Welcome discovery: I hadn’t known about Georgia Stitt and her Alphabet City Cycle till I saw Dreamers Cantata, one of my favourite Fringe shows. Such clever, challenging funny and insightful songs, part of the Plain Jane Theatre Company’s new revue Dreamers Cantata, curated from contemporary musical theatre innovators. Beautifully delivered by young triple-threats who sizzle. See below.
Most startling, possibly unwelcome, discovery: Wouldn’t you know it? Bots can actually write plays (Plays By Bots, written by a bot named Dramatron and acted by the improvisers of Rapid Fire Theatre, was pretty funny, in a deadpan sort of way. Geez. Is nothing sacred?
New talent: young artists I hadn’t seen before (a long list, among them Sydney Williams (Pressure, by up-and-comer Amanda Samuelson), Miracle Mopera and Kyra Gusdal (Mules), Alanna McPherson along with her castmates Bella King and Larissa Poho (Dreamers Cantata).
The starting continuity of the Fringe presence in this theatre town: Kevin Sutley directed the 2006 premiere of Mules, starring the co-playwrights. And he directed this 2022 Fringe revival, with young artists. Jana O’Connor, the new head of Lit Fest, was the stage manager of the 2003 premiere of The Margin of the Sky. She’s one of the quartet of actors in Teatro La Quindicina’s Fringe farewell revival of the Stewart Lemoine comedy.

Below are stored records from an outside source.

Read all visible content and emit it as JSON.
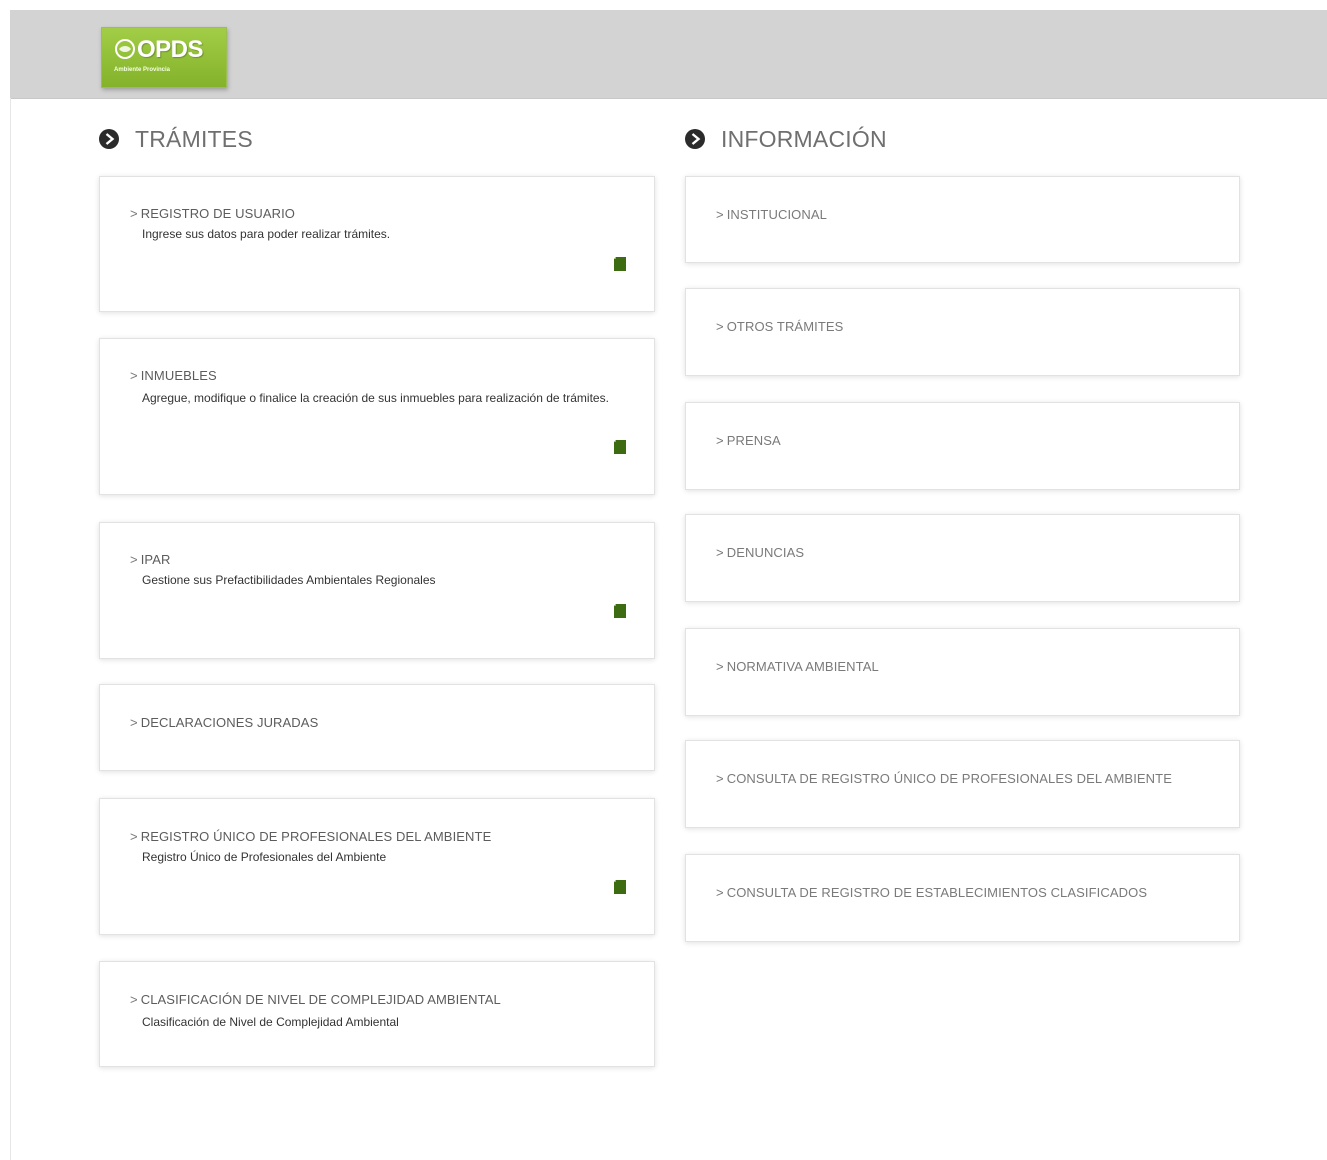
{
  "header": {
    "logo_text": "OPDS",
    "logo_subtext": "Ambiente Provincia"
  },
  "colors": {
    "header_bg": "#d3d3d3",
    "brand_green": "#8fbf30",
    "icon_green": "#3d6b12",
    "title_gray": "#6f6f6f"
  },
  "tramites": {
    "title": "TRÁMITES",
    "items": [
      {
        "label": "REGISTRO DE USUARIO",
        "description": "Ingrese sus datos para poder realizar trámites."
      },
      {
        "label": "INMUEBLES",
        "description": "Agregue, modifique o finalice la creación de sus inmuebles para realización de trámites."
      },
      {
        "label": "IPAR",
        "description": "Gestione sus Prefactibilidades Ambientales Regionales"
      },
      {
        "label": "DECLARACIONES JURADAS"
      },
      {
        "label": "REGISTRO ÚNICO DE PROFESIONALES DEL AMBIENTE",
        "description": "Registro Único de Profesionales del Ambiente"
      },
      {
        "label": "CLASIFICACIÓN DE NIVEL DE COMPLEJIDAD AMBIENTAL",
        "description": "Clasificación de Nivel de Complejidad Ambiental"
      }
    ]
  },
  "informacion": {
    "title": "INFORMACIÓN",
    "items": [
      {
        "label": "INSTITUCIONAL"
      },
      {
        "label": "OTROS TRÁMITES"
      },
      {
        "label": "PRENSA"
      },
      {
        "label": "DENUNCIAS"
      },
      {
        "label": "NORMATIVA AMBIENTAL"
      },
      {
        "label": "CONSULTA DE REGISTRO ÚNICO DE PROFESIONALES DEL AMBIENTE"
      },
      {
        "label": "CONSULTA DE REGISTRO DE ESTABLECIMIENTOS CLASIFICADOS"
      }
    ]
  },
  "icons": {
    "section_bullet": "circle-arrow-right-icon",
    "card_action": "document-icon"
  }
}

Theatre is lucky; we have some great piano players in this town: Daniel Belland (The Pansy Cabaret), Simon Abbott (thunder)CATS), Michael Clark (Conjoined), Steven Greenfield (Dreamers Cantata) among them. Just sayin’.